One of the limitations of QuerySurge is that it does not point to the exact location/cell where data discrepancy exists. However, this can be overcome easily by writing a small utility on top of the tool to automatically detect the exact location where the data mismatch is.
JMeter is an open-source application that is used primarily for load and performance testing. It can be used on not only static but even dynamic resources, including Web dynamic applications.
This DevOps load testing tool can also be used to perform automated functional testing. The stress testing helps identify the point where the software application can fail. JMeter supports multiple plugins like basic graph and Response Times Over Time Listener.
The application is designed on a multithreading framework, allowing concurrent sampling on multiple threads and simultaneous testing of varied functions on separate threads. You can also visualize the test results in multiple different ways like tree views, XML, graphs, JSON, etc.
Apart from the ones listed above, there are many other continuous CI/CD testing tools available. For example, there is Nunit for C#, JUnit and TestNG for Java, and Embunit for C++ development. Choose the tool that best supports your continuous testing requirements.
Continuous Testing Best Practices
Apart from including the multiple types of CI/CD Testing and enhancing the testing coverage, when designing the continuous testing framework focus on some of the key points listed below:
- Adopt “Shift left” testing and integration testing right from the initial stages of development and into each branch in the pipeline.
- Testing should be done on the staging environment which is the replica of the production server so that it’s easy to identify the false negatives.
- Continuous testing in DevOps is more frequent and by multiple owners. Hence it is better to do the testing in a virtualized environment.
- Leverage CI/CD Test Automation Tools to help scale testing.
- Identify and remove “flaky tests” from the Continuous Testing Pipeline.
- The test results should be carefully assessed to ensure there are no failures in the production.
- There should be a well-crafted roll-back plan in case of any failure in production.
- Build dashboards to constantly monitor the availability and performance of your application while in production.
Changing Responsibilities of the Test/QA Teams
DevOps is also cross-referenced as agile on steroids. To keep up with the pace, testing needs to be automated more than ever now. The scope of testing is not limited to re-running unit test cases, functional tests, workflow, bug finding only but also includes security testing, load, and performance testing. Hence it is crucial for the testing teams to:
- Understand all integrations critical to user workflows to design a Continuous Integration Testing framework.
- Prepare and move an automated smoke test into the Continuous Integration (CI) build process.
- Build comprehensive regression suites and include them in the CI build process.
- Run smoke and/or regression tests on virtual environments and multiple VMs.
- Optimize the test cases embedded in Continuous Testing Tools to improve quality and velocity.
- Make use of containers and/or virtualization for data and replica of the production environment.
- While 100% automation may not be achievable but attempt to automate the maximum possible and build CI/CD Test Automation Tools.
- Choose API over GUI as GUI testing takes longer and also requires a lot of rework.
- Think beyond automation and design intelligent systems by leveraging Artificial Intelligence (AI) that perform heuristic thinking on every CI/CD pipeline.
The trick to successful continuous integration and continuous delivery is continuous testing.
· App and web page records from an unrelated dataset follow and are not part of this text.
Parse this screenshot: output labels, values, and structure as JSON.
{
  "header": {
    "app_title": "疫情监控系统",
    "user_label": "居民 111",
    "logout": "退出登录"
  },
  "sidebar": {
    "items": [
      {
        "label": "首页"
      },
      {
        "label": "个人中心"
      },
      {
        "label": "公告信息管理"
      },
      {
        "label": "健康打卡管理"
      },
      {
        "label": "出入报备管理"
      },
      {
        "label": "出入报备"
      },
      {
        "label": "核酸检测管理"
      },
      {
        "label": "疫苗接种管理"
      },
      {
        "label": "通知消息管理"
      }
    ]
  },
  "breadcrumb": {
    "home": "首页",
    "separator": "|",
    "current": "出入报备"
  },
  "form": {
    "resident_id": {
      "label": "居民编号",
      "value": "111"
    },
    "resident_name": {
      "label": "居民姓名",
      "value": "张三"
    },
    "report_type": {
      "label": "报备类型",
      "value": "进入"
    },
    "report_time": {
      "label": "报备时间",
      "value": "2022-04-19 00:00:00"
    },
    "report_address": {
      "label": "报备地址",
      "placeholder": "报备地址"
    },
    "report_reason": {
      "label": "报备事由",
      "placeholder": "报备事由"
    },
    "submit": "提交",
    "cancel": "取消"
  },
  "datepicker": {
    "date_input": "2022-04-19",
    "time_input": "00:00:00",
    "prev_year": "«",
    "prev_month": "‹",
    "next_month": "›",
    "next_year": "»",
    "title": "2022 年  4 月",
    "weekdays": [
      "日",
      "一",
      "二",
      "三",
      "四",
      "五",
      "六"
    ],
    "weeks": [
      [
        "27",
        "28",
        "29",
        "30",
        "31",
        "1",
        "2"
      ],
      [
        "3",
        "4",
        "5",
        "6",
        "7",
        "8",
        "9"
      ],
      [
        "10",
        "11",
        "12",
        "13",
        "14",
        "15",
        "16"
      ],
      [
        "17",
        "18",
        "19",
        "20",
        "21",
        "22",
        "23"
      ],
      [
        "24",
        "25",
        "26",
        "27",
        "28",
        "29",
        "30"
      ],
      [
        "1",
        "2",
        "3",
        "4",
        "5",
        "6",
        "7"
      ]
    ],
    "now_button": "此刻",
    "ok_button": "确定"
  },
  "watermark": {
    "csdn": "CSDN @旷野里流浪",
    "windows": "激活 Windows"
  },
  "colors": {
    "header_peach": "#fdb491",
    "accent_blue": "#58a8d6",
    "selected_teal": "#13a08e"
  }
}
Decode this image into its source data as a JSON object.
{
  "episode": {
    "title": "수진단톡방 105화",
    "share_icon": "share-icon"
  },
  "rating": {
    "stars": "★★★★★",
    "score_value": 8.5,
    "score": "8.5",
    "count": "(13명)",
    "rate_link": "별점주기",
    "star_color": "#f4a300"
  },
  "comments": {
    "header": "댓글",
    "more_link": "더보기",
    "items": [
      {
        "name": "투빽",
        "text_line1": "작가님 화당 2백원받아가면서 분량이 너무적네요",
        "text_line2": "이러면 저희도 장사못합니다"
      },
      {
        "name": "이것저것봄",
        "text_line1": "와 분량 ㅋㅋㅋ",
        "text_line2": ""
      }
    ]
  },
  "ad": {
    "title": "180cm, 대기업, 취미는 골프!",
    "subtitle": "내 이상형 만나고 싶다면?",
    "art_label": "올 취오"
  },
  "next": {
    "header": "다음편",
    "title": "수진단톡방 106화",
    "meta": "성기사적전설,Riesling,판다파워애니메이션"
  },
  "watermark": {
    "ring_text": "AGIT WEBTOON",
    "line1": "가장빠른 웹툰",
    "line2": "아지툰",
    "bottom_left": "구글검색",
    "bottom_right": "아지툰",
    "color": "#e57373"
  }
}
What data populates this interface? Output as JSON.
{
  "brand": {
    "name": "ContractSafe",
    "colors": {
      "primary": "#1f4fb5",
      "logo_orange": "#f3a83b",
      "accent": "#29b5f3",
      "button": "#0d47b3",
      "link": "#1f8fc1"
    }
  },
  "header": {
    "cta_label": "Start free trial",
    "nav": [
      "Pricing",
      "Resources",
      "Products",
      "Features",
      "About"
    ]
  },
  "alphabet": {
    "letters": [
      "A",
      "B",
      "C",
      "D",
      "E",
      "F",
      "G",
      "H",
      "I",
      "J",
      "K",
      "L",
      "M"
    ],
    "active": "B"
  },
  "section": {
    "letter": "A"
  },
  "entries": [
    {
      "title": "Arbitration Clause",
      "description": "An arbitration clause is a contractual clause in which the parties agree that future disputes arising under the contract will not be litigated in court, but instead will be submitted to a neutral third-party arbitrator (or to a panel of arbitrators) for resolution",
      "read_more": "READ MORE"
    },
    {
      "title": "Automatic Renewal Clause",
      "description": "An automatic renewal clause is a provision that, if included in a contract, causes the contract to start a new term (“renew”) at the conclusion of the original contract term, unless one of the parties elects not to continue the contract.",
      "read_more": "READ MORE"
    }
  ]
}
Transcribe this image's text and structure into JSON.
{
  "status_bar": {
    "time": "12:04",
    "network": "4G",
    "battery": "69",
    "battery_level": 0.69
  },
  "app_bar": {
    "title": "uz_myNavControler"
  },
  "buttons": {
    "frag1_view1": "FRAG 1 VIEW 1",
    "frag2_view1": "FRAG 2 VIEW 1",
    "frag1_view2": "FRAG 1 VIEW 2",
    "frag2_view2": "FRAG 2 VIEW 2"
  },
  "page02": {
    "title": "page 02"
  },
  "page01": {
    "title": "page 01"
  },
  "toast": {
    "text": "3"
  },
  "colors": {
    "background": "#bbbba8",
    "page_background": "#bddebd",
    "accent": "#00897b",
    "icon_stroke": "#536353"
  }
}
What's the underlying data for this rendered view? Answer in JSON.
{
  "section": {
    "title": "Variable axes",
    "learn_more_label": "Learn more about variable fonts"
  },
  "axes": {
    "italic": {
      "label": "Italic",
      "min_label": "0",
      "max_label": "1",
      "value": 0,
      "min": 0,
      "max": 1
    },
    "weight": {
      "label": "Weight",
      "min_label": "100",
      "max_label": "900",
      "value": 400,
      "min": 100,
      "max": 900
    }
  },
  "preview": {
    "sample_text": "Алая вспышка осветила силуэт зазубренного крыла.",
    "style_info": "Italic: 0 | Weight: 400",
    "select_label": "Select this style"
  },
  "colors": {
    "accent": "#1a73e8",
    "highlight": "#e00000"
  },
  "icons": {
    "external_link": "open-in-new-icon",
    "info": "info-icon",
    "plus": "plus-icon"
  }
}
Continuous testing in CI/CD helps isolate failures and provides a critical feedback loop to move fast and build effective software solutions. Most importantly, it helps build a quality CI/CD pipeline and reduces the risk and wastage in the software development lifecycle.
Published at DZone with permission of Vishnu Vasudevan. See the original article here.
Opinions expressed by DZone contributors are their own.